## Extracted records
◆ ◆ ◆

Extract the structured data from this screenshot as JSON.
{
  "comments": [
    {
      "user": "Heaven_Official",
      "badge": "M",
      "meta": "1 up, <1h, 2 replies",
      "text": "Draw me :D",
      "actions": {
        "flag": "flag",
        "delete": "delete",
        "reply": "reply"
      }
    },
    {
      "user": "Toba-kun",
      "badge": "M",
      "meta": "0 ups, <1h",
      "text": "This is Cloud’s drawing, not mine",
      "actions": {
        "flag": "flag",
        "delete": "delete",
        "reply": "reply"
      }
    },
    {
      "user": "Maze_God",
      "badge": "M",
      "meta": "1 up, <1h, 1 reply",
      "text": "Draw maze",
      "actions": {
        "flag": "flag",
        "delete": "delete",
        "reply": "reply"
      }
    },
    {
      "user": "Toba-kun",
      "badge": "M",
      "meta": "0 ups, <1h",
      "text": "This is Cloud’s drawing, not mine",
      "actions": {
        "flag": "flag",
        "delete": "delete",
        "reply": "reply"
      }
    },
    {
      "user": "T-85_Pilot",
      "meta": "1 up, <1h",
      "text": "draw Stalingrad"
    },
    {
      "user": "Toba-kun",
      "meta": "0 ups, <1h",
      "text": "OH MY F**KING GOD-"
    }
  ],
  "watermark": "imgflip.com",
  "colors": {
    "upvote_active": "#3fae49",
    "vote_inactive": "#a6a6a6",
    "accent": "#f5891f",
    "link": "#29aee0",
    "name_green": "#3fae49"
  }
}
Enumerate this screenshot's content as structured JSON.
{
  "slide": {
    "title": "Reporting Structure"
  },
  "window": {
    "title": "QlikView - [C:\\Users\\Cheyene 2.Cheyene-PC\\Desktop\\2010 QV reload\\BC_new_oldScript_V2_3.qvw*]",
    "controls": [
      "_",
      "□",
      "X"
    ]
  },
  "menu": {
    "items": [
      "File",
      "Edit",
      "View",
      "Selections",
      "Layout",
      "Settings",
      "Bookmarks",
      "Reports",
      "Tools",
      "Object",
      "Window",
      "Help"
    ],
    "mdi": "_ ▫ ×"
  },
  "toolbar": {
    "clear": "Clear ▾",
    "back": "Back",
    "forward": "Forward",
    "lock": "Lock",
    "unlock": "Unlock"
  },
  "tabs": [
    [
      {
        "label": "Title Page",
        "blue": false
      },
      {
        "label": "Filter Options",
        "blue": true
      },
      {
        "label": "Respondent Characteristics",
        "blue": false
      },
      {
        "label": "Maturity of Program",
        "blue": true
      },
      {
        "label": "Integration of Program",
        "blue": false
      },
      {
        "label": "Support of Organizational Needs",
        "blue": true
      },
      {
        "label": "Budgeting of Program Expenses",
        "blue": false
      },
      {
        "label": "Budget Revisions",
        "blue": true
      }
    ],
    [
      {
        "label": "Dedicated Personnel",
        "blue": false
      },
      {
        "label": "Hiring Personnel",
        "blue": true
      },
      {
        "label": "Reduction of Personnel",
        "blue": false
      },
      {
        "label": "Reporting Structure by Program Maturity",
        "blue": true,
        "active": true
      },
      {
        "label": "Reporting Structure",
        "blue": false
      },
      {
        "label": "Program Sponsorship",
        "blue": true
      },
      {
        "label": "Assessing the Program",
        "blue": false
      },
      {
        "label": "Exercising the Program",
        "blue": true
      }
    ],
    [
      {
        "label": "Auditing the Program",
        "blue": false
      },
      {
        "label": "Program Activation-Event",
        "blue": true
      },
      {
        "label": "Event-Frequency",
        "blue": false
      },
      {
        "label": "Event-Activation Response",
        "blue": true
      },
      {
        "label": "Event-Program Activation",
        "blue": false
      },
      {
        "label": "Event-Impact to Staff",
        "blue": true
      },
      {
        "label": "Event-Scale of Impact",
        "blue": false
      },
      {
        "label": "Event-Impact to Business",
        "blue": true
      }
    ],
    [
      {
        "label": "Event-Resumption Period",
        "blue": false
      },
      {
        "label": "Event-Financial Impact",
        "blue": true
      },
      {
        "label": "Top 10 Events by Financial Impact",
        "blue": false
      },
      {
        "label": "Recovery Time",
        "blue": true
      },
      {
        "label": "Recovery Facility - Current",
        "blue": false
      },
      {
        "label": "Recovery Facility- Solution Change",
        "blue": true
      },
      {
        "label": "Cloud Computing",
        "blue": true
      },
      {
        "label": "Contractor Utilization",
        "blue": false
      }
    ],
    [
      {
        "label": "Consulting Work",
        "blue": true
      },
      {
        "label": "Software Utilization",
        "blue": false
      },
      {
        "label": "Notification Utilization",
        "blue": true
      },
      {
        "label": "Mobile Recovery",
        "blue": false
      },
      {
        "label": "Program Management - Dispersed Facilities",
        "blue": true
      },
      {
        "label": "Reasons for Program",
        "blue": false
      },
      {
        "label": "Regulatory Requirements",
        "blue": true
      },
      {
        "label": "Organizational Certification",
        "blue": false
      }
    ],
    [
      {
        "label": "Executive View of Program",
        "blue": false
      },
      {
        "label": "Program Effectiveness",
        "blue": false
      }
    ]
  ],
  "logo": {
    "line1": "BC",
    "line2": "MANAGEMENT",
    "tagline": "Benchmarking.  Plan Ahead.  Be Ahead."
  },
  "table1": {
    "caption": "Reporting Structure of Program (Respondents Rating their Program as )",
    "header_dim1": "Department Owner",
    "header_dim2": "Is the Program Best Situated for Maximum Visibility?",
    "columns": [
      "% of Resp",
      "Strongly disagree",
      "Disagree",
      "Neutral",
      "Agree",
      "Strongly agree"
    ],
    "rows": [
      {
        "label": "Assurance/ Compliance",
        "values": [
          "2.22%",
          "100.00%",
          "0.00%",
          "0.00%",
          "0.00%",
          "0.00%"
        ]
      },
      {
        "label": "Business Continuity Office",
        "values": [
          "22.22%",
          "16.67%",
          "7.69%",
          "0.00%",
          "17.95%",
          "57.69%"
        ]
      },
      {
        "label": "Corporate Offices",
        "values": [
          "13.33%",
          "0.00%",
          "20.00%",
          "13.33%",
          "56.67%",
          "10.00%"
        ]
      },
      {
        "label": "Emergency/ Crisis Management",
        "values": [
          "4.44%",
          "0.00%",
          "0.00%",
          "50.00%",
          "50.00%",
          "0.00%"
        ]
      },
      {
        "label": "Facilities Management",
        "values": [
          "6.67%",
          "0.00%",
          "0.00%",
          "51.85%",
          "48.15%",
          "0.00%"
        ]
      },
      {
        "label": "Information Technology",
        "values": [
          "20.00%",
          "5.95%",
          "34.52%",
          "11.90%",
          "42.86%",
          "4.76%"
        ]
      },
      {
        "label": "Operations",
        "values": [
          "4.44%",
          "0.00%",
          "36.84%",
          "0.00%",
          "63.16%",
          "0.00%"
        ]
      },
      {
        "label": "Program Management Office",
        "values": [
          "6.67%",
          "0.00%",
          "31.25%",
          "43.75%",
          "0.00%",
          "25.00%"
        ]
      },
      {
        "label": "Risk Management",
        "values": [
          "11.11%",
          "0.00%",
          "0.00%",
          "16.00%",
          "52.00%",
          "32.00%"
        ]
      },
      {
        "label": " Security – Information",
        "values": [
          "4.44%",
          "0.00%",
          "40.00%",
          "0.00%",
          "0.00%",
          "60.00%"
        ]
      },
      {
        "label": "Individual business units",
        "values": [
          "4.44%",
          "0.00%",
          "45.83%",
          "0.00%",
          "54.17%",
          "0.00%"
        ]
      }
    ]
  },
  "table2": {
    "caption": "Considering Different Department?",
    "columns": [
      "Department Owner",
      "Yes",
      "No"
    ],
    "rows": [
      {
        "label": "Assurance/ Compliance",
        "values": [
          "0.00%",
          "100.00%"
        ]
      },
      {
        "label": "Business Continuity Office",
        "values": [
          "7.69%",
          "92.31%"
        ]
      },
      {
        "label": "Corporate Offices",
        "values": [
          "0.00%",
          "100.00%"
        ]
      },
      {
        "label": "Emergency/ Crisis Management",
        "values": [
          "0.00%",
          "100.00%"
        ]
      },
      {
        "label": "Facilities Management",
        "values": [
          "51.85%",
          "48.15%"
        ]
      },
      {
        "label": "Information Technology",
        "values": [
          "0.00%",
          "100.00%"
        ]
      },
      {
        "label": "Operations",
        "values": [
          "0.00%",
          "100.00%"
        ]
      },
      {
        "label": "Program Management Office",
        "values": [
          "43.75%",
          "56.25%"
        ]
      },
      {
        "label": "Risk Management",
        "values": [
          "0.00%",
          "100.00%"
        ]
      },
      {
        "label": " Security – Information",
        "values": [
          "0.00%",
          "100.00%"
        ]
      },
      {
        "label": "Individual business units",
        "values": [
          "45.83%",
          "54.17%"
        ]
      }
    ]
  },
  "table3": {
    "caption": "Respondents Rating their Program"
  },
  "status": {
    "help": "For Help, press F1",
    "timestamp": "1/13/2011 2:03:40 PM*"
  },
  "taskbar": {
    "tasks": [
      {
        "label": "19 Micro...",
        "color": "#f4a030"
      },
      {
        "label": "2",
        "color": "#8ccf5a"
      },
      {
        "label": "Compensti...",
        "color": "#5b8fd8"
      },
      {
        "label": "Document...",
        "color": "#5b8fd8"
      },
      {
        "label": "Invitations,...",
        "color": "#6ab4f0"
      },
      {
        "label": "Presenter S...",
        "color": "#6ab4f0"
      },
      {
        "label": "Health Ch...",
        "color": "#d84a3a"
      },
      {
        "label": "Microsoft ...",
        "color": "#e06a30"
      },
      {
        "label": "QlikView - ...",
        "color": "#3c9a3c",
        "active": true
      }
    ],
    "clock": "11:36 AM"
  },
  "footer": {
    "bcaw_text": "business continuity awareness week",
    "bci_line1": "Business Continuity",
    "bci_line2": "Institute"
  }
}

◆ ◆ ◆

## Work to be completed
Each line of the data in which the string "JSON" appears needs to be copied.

## Result of the task
Extract the structured data from this screenshot as JSON.
Enumerate this screenshot's content as structured JSON.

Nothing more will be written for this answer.